The skull found Thursday in an old house in Coeymans belonged to a white woman between the ages of 30 and 50 who might have been scalped, but a shroud of mystery continues to veil what might have been a murder.
A New York State Museum scientist said Monday that markings found on top of the skull could be consistent with scalping, but that is not a certainty.
“The cuts on the skull didn’t heal. We don’t know if it was a scalping, but we haven’t ruled it out,” said Vanessa Dale, a bioarchaeologist at the New York State Museum, as she pointed out several fine lines that appeared cut into the smooth surface of the skull.
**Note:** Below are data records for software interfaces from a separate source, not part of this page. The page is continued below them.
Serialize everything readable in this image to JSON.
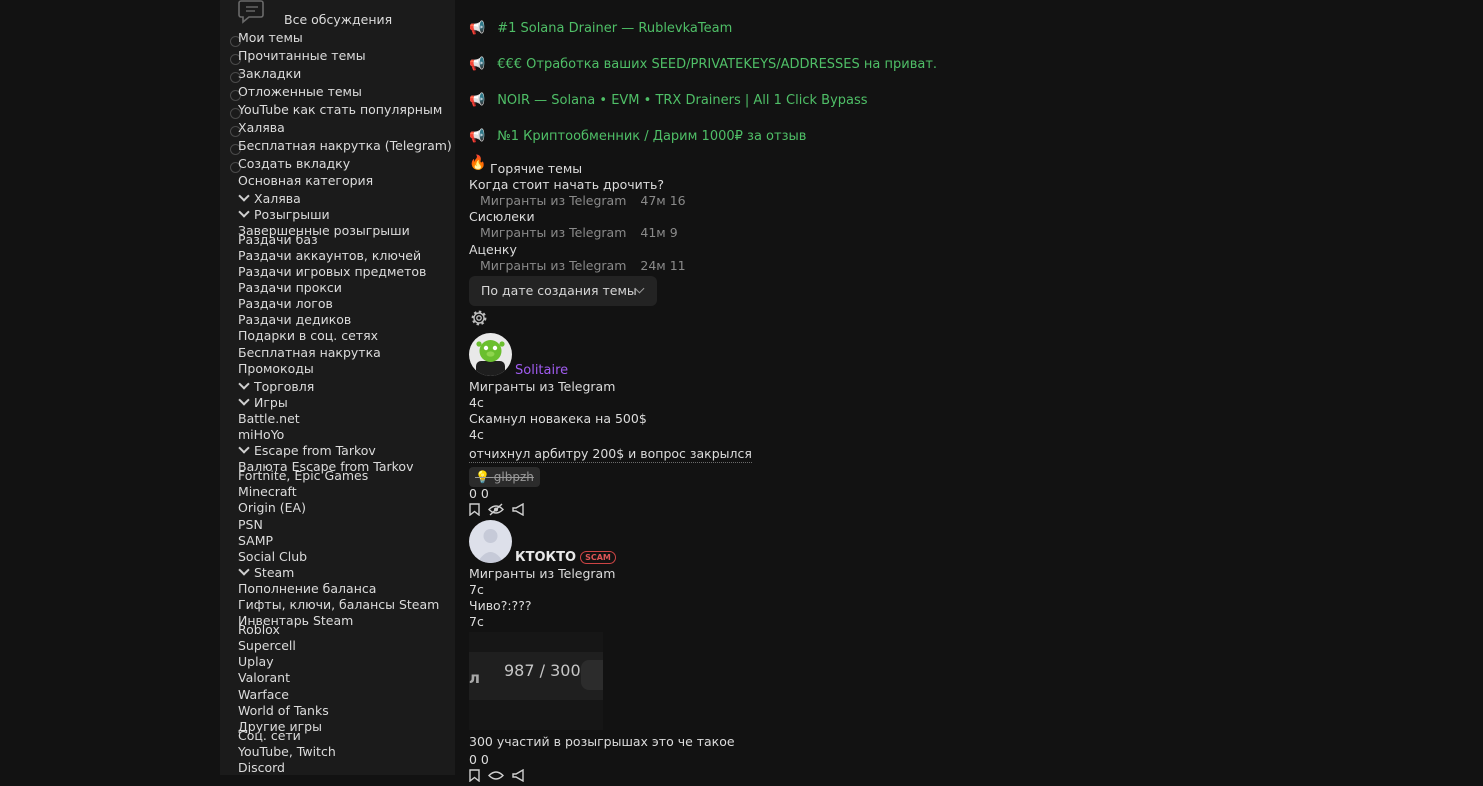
{
  "sidebar": {
    "all_discussions": "Все обсуждения",
    "top_items": [
      "Мои темы",
      "Прочитанные темы",
      "Закладки",
      "Отложенные темы",
      "YouTube как стать популярным",
      "Халява",
      "Бесплатная накрутка (Telegram)",
      "Создать вкладку"
    ],
    "category_title": "Основная категория",
    "halyava": "Халява",
    "rozygryshi": "Розыгрыши",
    "zavershennye": "Завершенные розыгрыши",
    "razdachi": [
      "Раздачи баз",
      "Раздачи аккаунтов, ключей",
      "Раздачи игровых предметов",
      "Раздачи прокси",
      "Раздачи логов",
      "Раздачи дедиков",
      "Подарки в соц. сетях",
      "Бесплатная накрутка",
      "Промокоды"
    ],
    "torgovlya": "Торговля",
    "igry": "Игры",
    "games_a": [
      "Battle.net",
      "miHoYo"
    ],
    "escape": "Escape from Tarkov",
    "escape_currency": "Валюта Escape from Tarkov",
    "fortnite": "Fortnite, Epic Games",
    "games_b": [
      "Minecraft",
      "Origin (EA)",
      "PSN",
      "SAMP",
      "Social Club"
    ],
    "steam": "Steam",
    "steam_items": [
      "Пополнение баланса",
      "Гифты, ключи, балансы Steam",
      "Инвентарь Steam"
    ],
    "roblox": "Roblox",
    "games_c": [
      "Supercell",
      "Uplay",
      "Valorant",
      "Warface",
      "World of Tanks",
      "Другие игры"
    ],
    "soc": "Соц. сети",
    "soc_items": [
      "YouTube, Twitch",
      "Discord"
    ]
  },
  "promos": [
    "#1 Solana Drainer — RublevkaTeam",
    "€€€ Отработка ваших SEED/PRIVATEKEYS/ADDRESSES на приват.",
    "NOIR — Solana • EVM • TRX Drainers | All 1 Click Bypass",
    "№1 Криптообменник / Дарим 1000₽ за отзыв"
  ],
  "hot": {
    "title": "Горячие темы",
    "topics": [
      {
        "title": "Когда стоит начать дрочить?",
        "forum": "Мигранты из Telegram",
        "time": "47м",
        "count": "16"
      },
      {
        "title": "Сисюлеки",
        "forum": "Мигранты из Telegram",
        "time": "41м",
        "count": "9"
      },
      {
        "title": "Аценку",
        "forum": "Мигранты из Telegram",
        "time": "24м",
        "count": "11"
      }
    ]
  },
  "sort": {
    "label": "По дате создания темы"
  },
  "thread1": {
    "author": "Solitaire",
    "forum": "Мигранты из Telegram",
    "time1": "4с",
    "title": "Скамнул новакека на 500$",
    "time2": "4с",
    "snippet": "отчихнул арбитру 200$ и вопрос закрылся",
    "tag": "glbpzh",
    "counts": "0 0"
  },
  "thread2": {
    "author": "КТОКТО",
    "badge": "SCAM",
    "forum": "Мигранты из Telegram",
    "time1": "7с",
    "title": "Чиво?:???",
    "time2": "7с",
    "preview_left": "л",
    "preview_value": "987 / 300",
    "snippet": "300 участий в розыгрышах это че такое",
    "counts": "0 0"
  },
  "colors": {
    "accent_green": "#4fbf67",
    "author_purple": "#a05cf0",
    "scam_red": "#d55"
  }
}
Dale and her colleague, Lisa Anderson, curator of bioarchaeology at the museum, said they are not leaping to the conclusion that the woman was scalped.
The lines could have been the result of a medical procedure, even an autopsy, said Anderson.
Yet, Anderson said, scalpings did occur during the French and Indian War and people have been known to survive a scalping.
Dale also pointed out that the teeth on the skull offer some clues.
Some of the teeth are missing, which is something that would occur later in life. Also, some of the back teeth are worn down, which would occur over time and not be seen in a young woman.
The skull appears to be from the 18th century, but it’s difficult to pinpoint exactly how old it is because no artifacts, such as coffin nails, were found with it, said Anderson.
The skull was discovered in the wall of a house at 28 Stone House Hill Road by a contractor who was working on the house. He called police, who turned the skull over to the state museum for testing.
It’s the second time the skull has been found.
Coeymans Police Officer Steve Prokrym, lead investigator on the case, said that in 1971 a contractor working for the former owners of the house uncovered the skull. They too called Coeymans police.
Then-Police Chief John Domonico told the owner (William Pillsbury) to rebury the skull.
The house at 28 Stone House Hill Road was an early trading post.
Questions remain and it might be difficult to determine when, or if, a scalping occurred. “If Henry Hudson was first in the area in 1609, and the Coeymans house was built in 1675, then maybe sometime between 1609 and 1675 might be when this incident could have occurred,” said Prokrym.
Anderson and Dale will do additional testing on the skull, but they said DNA testing on the skull and facial reconstruction of it depend on funding.
For the bioarchaeologists, the skull offers insight into the past. “It’s great that a person from the past ends up in our custody, but this could remain an unsolved mystery,” said Anderson.
“This is a great story and shows the rich culture that New York state and the town of Coeymans holds,” said Coeymans Police Chief Gregory Darlington.
And as for the possible homicide all those years ago in Coeymans, Prokrym said: “We may never know the full history behind the skull.”